4) Understanding your prospects better
Companies are not just static entities. They are full of people who have to make decisions, just like their prospects. From partnerships to research, to purchases, they behave much in the same way as anybody else.
“They evaluate the reputation, credibility, and authority of such possible partners with care, by looking first at what these potential partners offer in the way of sharing valuable info and resources that tangibly demonstrate their competence and experience in a specific sector,” says Robin Good, one of the top content curators in the world.
Brands that actively curate help their audiences make better-informed decisions. In the process, they also get valuable insights on the specific needs of their customer bases.
“They can go beyond their role of simple product sellers and become outstanding information resources that inform, educate and help customers and prospective clients to learn more about the things and issues they are interested in and to get to know and discover people who have their same interests.”
5) Complementing your branded content

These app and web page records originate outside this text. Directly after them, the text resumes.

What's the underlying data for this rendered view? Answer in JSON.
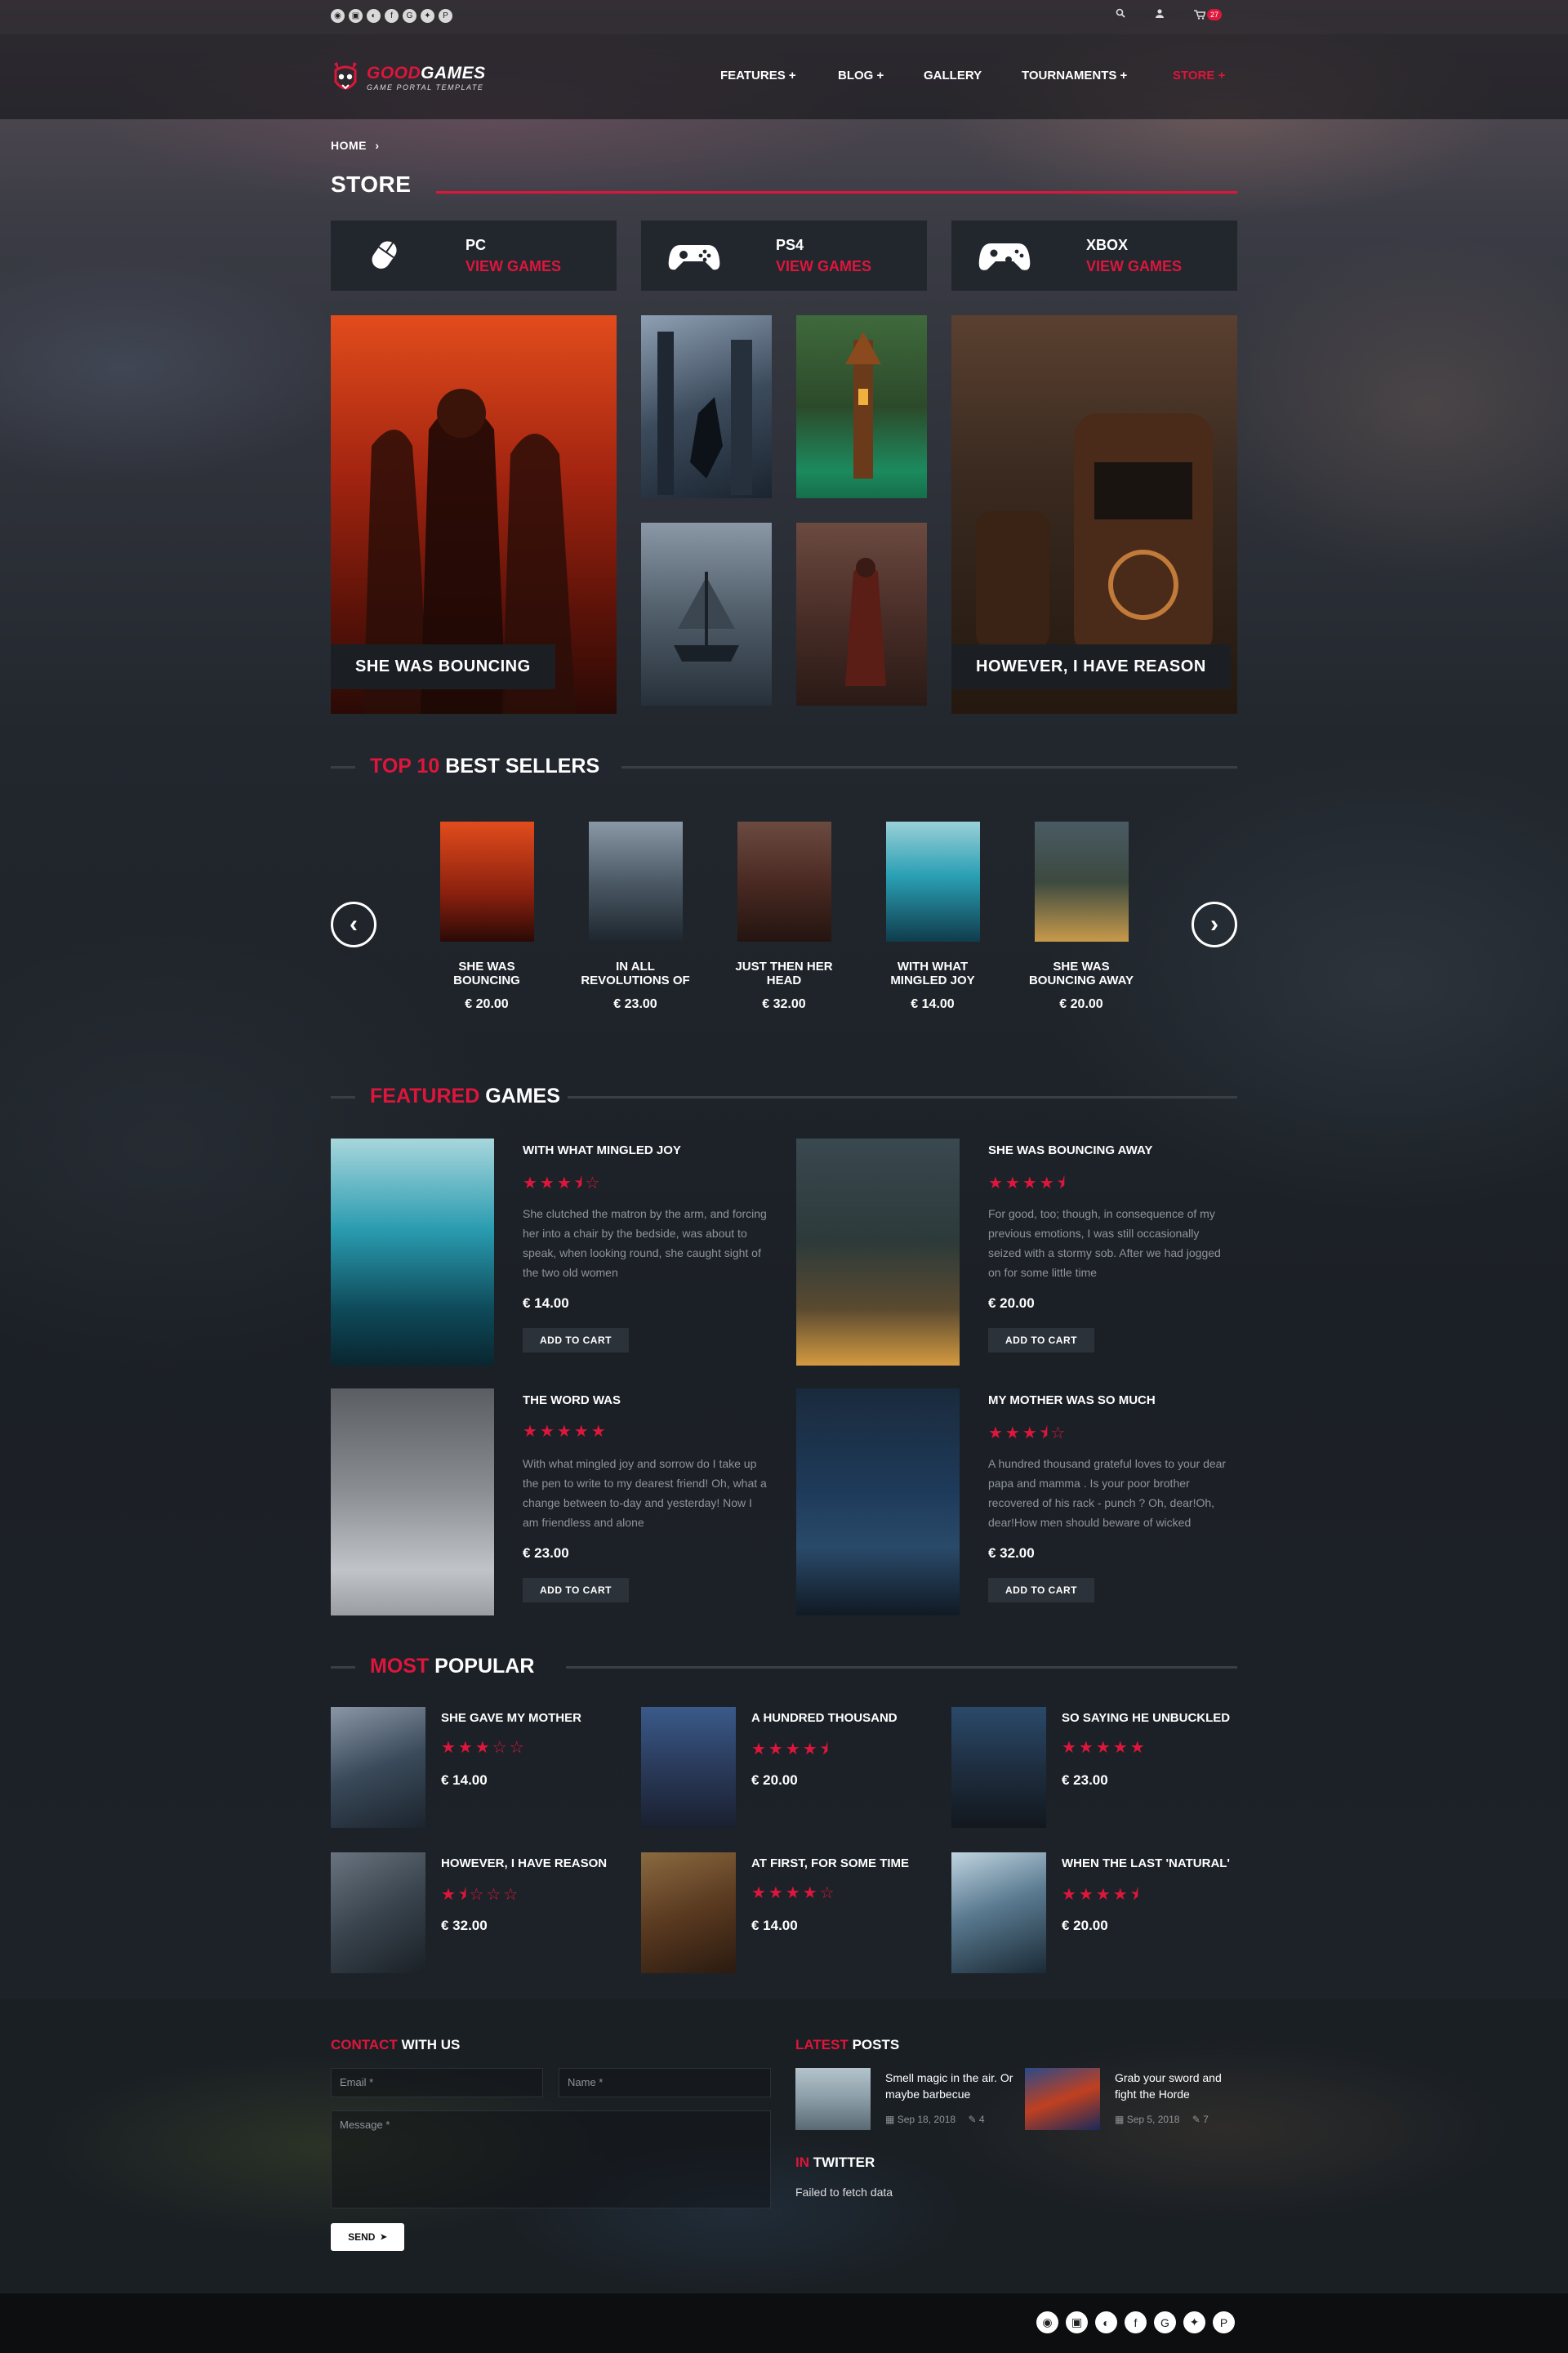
{
  "topbar": {
    "social_icons": [
      "rss-icon",
      "twitch-icon",
      "steam-icon",
      "facebook-icon",
      "google-plus-icon",
      "twitter-icon",
      "pinterest-icon"
    ],
    "social_glyphs": [
      "◉",
      "▣",
      "◐",
      "f",
      "G",
      "✦",
      "P"
    ],
    "cart_count": "27"
  },
  "nav": {
    "logo_part1": "GOOD",
    "logo_part2": "GAMES",
    "logo_tagline": "GAME PORTAL TEMPLATE",
    "menu": {
      "features": "FEATURES +",
      "blog": "BLOG +",
      "gallery": "GALLERY",
      "tournaments": "TOURNAMENTS +",
      "store": "STORE +"
    }
  },
  "breadcrumb": {
    "home": "HOME",
    "sep": "›"
  },
  "page_title": "STORE",
  "platforms": [
    {
      "name": "PC",
      "link": "VIEW GAMES"
    },
    {
      "name": "PS4",
      "link": "VIEW GAMES"
    },
    {
      "name": "XBOX",
      "link": "VIEW GAMES"
    }
  ],
  "hero_tiles": {
    "left_label": "SHE WAS BOUNCING",
    "right_label": "HOWEVER, I HAVE REASON"
  },
  "best_sellers": {
    "title_red": "TOP 10",
    "title_white": "BEST SELLERS",
    "prev": "‹",
    "next": "›",
    "items": [
      {
        "name": "SHE WAS BOUNCING",
        "price": "€ 20.00"
      },
      {
        "name": "IN ALL REVOLUTIONS OF",
        "price": "€ 23.00"
      },
      {
        "name": "JUST THEN HER HEAD",
        "price": "€ 32.00"
      },
      {
        "name": "WITH WHAT MINGLED JOY",
        "price": "€ 14.00"
      },
      {
        "name": "SHE WAS BOUNCING AWAY",
        "price": "€ 20.00"
      }
    ]
  },
  "featured": {
    "title_red": "FEATURED",
    "title_white": "GAMES",
    "cart_label": "ADD TO CART",
    "items": [
      {
        "title": "WITH WHAT MINGLED JOY",
        "rating": 3.5,
        "stars": "★★★⯨☆",
        "desc": "She clutched the matron by the arm, and forcing her into a chair by the bedside, was about to speak, when looking round, she caught sight of the two old women",
        "price": "€ 14.00"
      },
      {
        "title": "SHE WAS BOUNCING AWAY",
        "rating": 4.5,
        "stars": "★★★★⯨",
        "desc": "For good, too; though, in consequence of my previous emotions, I was still occasionally seized with a stormy sob. After we had jogged on for some little time",
        "price": "€ 20.00"
      },
      {
        "title": "THE WORD WAS",
        "rating": 5,
        "stars": "★★★★★",
        "desc": "With what mingled joy and sorrow do I take up the pen to write to my dearest friend! Oh, what a change between to-day and yesterday! Now I am friendless and alone",
        "price": "€ 23.00"
      },
      {
        "title": "MY MOTHER WAS SO MUCH",
        "rating": 3.5,
        "stars": "★★★⯨☆",
        "desc": "A hundred thousand grateful loves to your dear papa and mamma . Is your poor brother recovered of his rack - punch ? Oh, dear!Oh, dear!How men should beware of wicked",
        "price": "€ 32.00"
      }
    ]
  },
  "popular": {
    "title_red": "MOST",
    "title_white": "POPULAR",
    "items": [
      {
        "title": "SHE GAVE MY MOTHER",
        "rating": 3,
        "stars": "★★★☆☆",
        "price": "€ 14.00"
      },
      {
        "title": "A HUNDRED THOUSAND",
        "rating": 4.5,
        "stars": "★★★★⯨",
        "price": "€ 20.00"
      },
      {
        "title": "SO SAYING HE UNBUCKLED",
        "rating": 5,
        "stars": "★★★★★",
        "price": "€ 23.00"
      },
      {
        "title": "HOWEVER, I HAVE REASON",
        "rating": 1.5,
        "stars": "★⯨☆☆☆",
        "price": "€ 32.00"
      },
      {
        "title": "AT FIRST, FOR SOME TIME",
        "rating": 4,
        "stars": "★★★★☆",
        "price": "€ 14.00"
      },
      {
        "title": "WHEN THE LAST 'NATURAL'",
        "rating": 4.5,
        "stars": "★★★★⯨",
        "price": "€ 20.00"
      }
    ]
  },
  "contact": {
    "title_red": "CONTACT",
    "title_white": "WITH US",
    "email_placeholder": "Email *",
    "name_placeholder": "Name *",
    "message_placeholder": "Message *",
    "send_label": "SEND"
  },
  "latest_posts": {
    "title_red": "LATEST",
    "title_white": "POSTS",
    "items": [
      {
        "title": "Smell magic in the air. Or maybe barbecue",
        "date": "Sep 18, 2018",
        "comments": "4"
      },
      {
        "title": "Grab your sword and fight the Horde",
        "date": "Sep 5, 2018",
        "comments": "7"
      }
    ]
  },
  "twitter": {
    "title_red": "IN",
    "title_white": "TWITTER",
    "message": "Failed to fetch data"
  },
  "footer": {
    "social_icons": [
      "rss-icon",
      "twitch-icon",
      "steam-icon",
      "facebook-icon",
      "google-plus-icon",
      "twitter-icon",
      "pinterest-icon"
    ],
    "social_glyphs": [
      "◉",
      "▣",
      "◐",
      "f",
      "G",
      "✦",
      "P"
    ]
  },
  "colors": {
    "accent": "#dd163b",
    "panel": "#22272e",
    "bg": "#181c21"
  }
}
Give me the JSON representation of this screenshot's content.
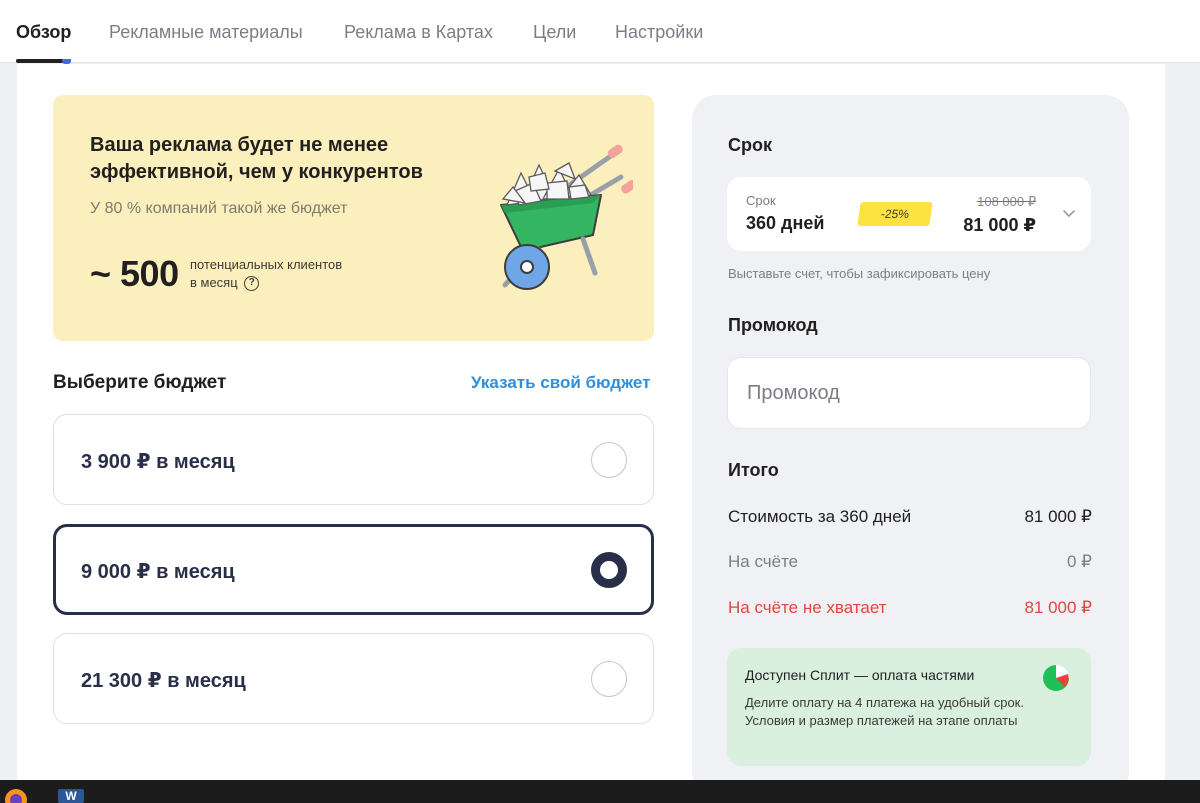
{
  "nav": {
    "tabs": [
      {
        "label": "Обзор",
        "active": true
      },
      {
        "label": "Рекламные материалы",
        "active": false
      },
      {
        "label": "Реклама в Картах",
        "active": false
      },
      {
        "label": "Цели",
        "active": false
      },
      {
        "label": "Настройки",
        "active": false
      }
    ]
  },
  "promo": {
    "title": "Ваша реклама будет не менее эффективной, чем у конкурентов",
    "subtitle": "У 80 % компаний такой же бюджет",
    "reach_value": "~ 500",
    "reach_caption_line1": "потенциальных клиентов",
    "reach_caption_line2": "в месяц",
    "help_glyph": "?"
  },
  "budget": {
    "title": "Выберите бюджет",
    "custom_link": "Указать свой бюджет",
    "options": [
      {
        "label": "3 900 ₽ в месяц",
        "selected": false
      },
      {
        "label": "9 000 ₽ в месяц",
        "selected": true
      },
      {
        "label": "21 300 ₽ в месяц",
        "selected": false
      }
    ]
  },
  "sidebar": {
    "term_heading": "Срок",
    "term": {
      "label": "Срок",
      "value": "360 дней",
      "discount": "-25%",
      "old_price": "108 000 ₽",
      "new_price": "81 000 ₽"
    },
    "term_hint": "Выставьте счет, чтобы зафиксировать цену",
    "promo_heading": "Промокод",
    "promo_placeholder": "Промокод",
    "total_heading": "Итого",
    "rows": [
      {
        "label": "Стоимость за 360 дней",
        "value": "81 000 ₽"
      },
      {
        "label": "На счёте",
        "value": "0 ₽"
      },
      {
        "label": "На счёте не хватает",
        "value": "81 000 ₽"
      }
    ],
    "split": {
      "title": "Доступен Сплит — оплата частями",
      "text": "Делите оплату на 4 платежа на удобный срок. Условия и размер платежей на этапе оплаты"
    }
  },
  "taskbar": {
    "word_glyph": "W"
  },
  "colors": {
    "accent_link": "#2e8fdd",
    "promo_bg": "#fcefbe",
    "selected_border": "#2a2f49",
    "deficit": "#e0473d",
    "split_bg": "#d9f0df",
    "discount_badge": "#fde242"
  }
}
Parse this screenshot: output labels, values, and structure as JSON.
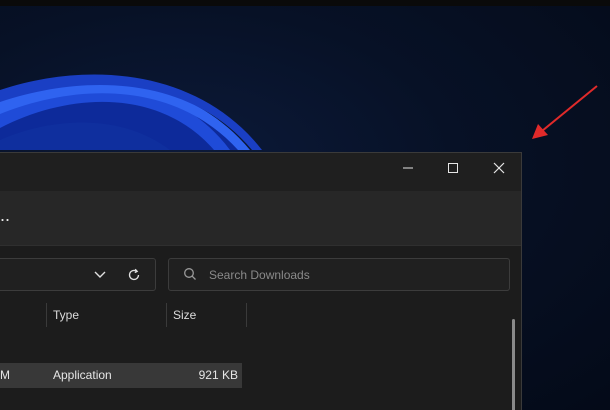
{
  "window": {
    "more_label": "..",
    "search": {
      "placeholder": "Search Downloads"
    },
    "columns": {
      "type": "Type",
      "size": "Size"
    },
    "rows": [
      {
        "name_tail": "M",
        "type": "Application",
        "size": "921 KB"
      }
    ]
  },
  "icons": [
    "minimize-icon",
    "maximize-icon",
    "close-icon",
    "chevron-down-icon",
    "refresh-icon",
    "search-icon"
  ],
  "colors": {
    "window_bg": "#1c1c1c",
    "command_bar_bg": "#272727",
    "selected_row": "#383838",
    "annotation_arrow": "#e02a2a",
    "wallpaper_blue": "#1f4bd8"
  }
}
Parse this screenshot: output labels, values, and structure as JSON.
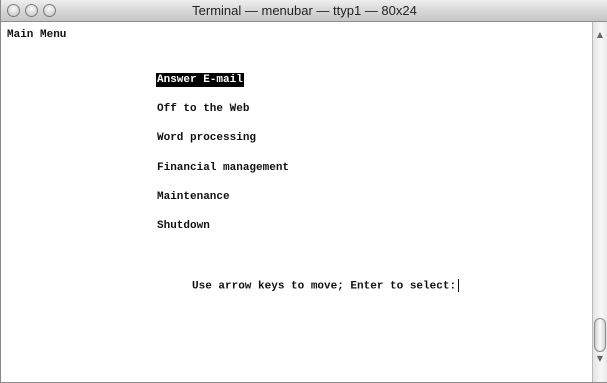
{
  "window": {
    "title": "Terminal — menubar — ttyp1 — 80x24"
  },
  "terminal": {
    "header": "Main Menu",
    "menu_items": [
      {
        "label": "Answer E-mail",
        "selected": true
      },
      {
        "label": "Off to the Web",
        "selected": false
      },
      {
        "label": "Word processing",
        "selected": false
      },
      {
        "label": "Financial management",
        "selected": false
      },
      {
        "label": "Maintenance",
        "selected": false
      },
      {
        "label": "Shutdown",
        "selected": false
      }
    ],
    "hint": "Use arrow keys to move; Enter to select:"
  },
  "icons": {
    "close": "close-button",
    "minimize": "minimize-button",
    "zoom": "zoom-button",
    "scroll_up": "scroll-up-arrow-icon",
    "scroll_down": "scroll-down-arrow-icon"
  },
  "colors": {
    "selection_background": "#000000",
    "selection_text": "#ffffff",
    "terminal_text": "#111111",
    "terminal_background": "#ffffff"
  }
}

When done well, content creation generates leads and sales. Unfortunately, marketers often struggle to produce enough quality and credible content on their own. So much so that fewer than half of them “have clarity on their content marketing success”, says Guillaume Decugis. “Smart marketers leverage curated content to not only supplement their own original content and publish more consistently but also add third-party credibility to their content.”
The CEO and co-founder of Scoop.it stresses the importance of including curated content on blogs: “Quoting short excerpts from third-party content, linking and attributing to it while adding your own commentary as an insight is 4-8x faster than creating original posts. Yet, these type of posts do well from an SEO standpoint. Across the Scoop.it platform, we see 40-45% of traffic coming from search.”
Guillaume also advises using curation in newsletters. When you provide your subscribers with useful and educational content, they will enjoy receiving your emails and won’t mind more frequent communications from your firm.
“Companies can stay top of mind with their leads and nurture them more efficiently by adding third-party validation to their message.”
6) Staying in the know about your industry
Like most small business owners, Brian Yanish struggled to find the time to write original content. So, the founder of MarketingHits.com, a digital marketing and web development agency, decided to start curating content.
As a result, he was quickly able to fill his website and social media accounts with great third-party content, and hence bring valuable answers to his clients and visitors. Most importantly, he mentions a benefit that is overlooked by a majority of people: “Because I read so many articles it has also helped me to stay current on marketing trends.”
And this knowledge usually creates great partnership opportunities. It is something to which Karen Dietz can attest: “I discovered teachers at Universities and business storytelling workshops requiring students to follow my curation. Imagine my delight when I pick up the phone or receive an email from someone I don’t know, who shares with me how much he or she enjoys my curation and they now need to hire me.”
“My curation is definitely a go-to marketing and lead generating machine for my B2B business.”
Great content curation puts an audience’s needs before a company’s. It is also about cutting through the world’s noise and building a sustainable online community.
“I think of B2B content curation like Lego or playing games when we were kids,” says Curagami Founder Martin W Smith. “Everything connects to everything else and we keep ‘score’ but find ways to make sure everyone wins, even if only because we, marketers and manufacturers of products and ideas that customers love, LISTEN and collaborate.”